The Chinese customs authority said it had seized more than 8,500 tons of highly-polluting used tires smuggled from the United States, the biggest amount in recent years.
Smugglers pretended they were importing rubber and shipped the pollutants to the coastal city of South China's Guangzhou via Hong Kong between December 2008 and February 2009, the General Administration of Customs said Thursday.
The Huangpu Customs officials in Guangzhou found in late December 366 uncleared containers of the smuggled waste at the Dongjiangkou Port, which had lain there for almost a year, said Chen Wen, an inspection department official with the customs.
The containers, if lined up, would stretch a length of 4.7 kilometers, according to customs officials.
Transporting each ton of waste tires from the United States to China cost only $4 to $10, but smugglers could make great profits by using the waste for oil refining and tire retreading, said Cai Hongyu, an official in charge of suppressing smuggling in the Huangpu Customs.
Tires made from the waste materials pose potential safety hazard.
Investigation found the suspects had tried to get the license for rubber imports to cover the smuggling of the waste tires, Cai said.
Three suspects were arrested and admitted their violations, he said.
China bans importing waste tires which threaten environment and health seriously as they will not decompose even if they are buried underground for 100 years.

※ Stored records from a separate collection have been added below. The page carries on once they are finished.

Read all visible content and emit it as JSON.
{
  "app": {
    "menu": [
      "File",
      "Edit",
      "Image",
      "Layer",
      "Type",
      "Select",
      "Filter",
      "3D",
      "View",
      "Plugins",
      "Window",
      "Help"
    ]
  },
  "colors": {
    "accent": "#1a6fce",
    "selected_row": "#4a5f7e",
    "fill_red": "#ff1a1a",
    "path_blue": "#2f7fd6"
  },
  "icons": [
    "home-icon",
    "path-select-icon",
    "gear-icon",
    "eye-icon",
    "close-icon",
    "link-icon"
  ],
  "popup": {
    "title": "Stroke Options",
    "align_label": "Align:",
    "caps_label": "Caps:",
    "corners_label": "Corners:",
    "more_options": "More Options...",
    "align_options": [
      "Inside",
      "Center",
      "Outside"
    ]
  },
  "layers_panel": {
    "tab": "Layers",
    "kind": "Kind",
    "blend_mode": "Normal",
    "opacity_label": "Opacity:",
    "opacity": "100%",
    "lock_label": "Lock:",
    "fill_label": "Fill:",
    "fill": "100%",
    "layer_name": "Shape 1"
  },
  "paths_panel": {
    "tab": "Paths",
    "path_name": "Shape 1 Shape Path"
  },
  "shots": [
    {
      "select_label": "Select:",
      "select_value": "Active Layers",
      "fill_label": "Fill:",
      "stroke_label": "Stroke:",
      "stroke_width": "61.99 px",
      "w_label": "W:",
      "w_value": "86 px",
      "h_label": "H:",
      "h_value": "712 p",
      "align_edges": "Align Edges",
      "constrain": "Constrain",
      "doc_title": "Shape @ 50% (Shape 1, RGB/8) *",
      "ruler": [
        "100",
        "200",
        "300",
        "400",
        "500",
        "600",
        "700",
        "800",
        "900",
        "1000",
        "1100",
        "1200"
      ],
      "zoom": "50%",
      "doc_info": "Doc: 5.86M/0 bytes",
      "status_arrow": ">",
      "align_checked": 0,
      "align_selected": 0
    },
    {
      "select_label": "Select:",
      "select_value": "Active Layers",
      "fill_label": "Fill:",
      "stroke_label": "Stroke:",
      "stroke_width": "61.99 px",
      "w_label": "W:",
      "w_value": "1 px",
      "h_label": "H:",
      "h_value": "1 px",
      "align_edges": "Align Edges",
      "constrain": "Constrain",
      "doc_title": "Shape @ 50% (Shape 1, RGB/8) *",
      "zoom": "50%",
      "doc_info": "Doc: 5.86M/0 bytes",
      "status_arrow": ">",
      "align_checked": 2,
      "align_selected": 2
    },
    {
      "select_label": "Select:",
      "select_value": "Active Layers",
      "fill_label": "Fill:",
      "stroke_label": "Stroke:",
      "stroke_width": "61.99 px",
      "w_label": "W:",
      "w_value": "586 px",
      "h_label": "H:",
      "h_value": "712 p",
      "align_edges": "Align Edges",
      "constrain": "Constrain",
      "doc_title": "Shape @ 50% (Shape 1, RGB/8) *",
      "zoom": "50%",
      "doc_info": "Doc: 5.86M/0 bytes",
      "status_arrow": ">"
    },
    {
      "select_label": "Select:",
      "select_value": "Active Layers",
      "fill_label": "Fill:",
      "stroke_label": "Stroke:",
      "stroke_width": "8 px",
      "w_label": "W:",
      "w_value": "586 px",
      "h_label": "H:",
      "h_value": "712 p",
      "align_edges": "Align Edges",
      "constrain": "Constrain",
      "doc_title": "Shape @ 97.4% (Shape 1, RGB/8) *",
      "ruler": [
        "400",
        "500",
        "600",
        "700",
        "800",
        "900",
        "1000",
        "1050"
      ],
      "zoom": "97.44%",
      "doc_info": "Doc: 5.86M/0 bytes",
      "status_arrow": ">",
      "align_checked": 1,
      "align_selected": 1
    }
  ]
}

Exporting waste to developing countries has become a growing business as developed nations seek to reduce the environment cost on their own soil and smugglers eye great profitability from the dealing.
Since 2005, the Chinese customs has nabbed 44,275.8 tons of solid waste in 229 cases. More than 600 smugglers have received criminal punishment.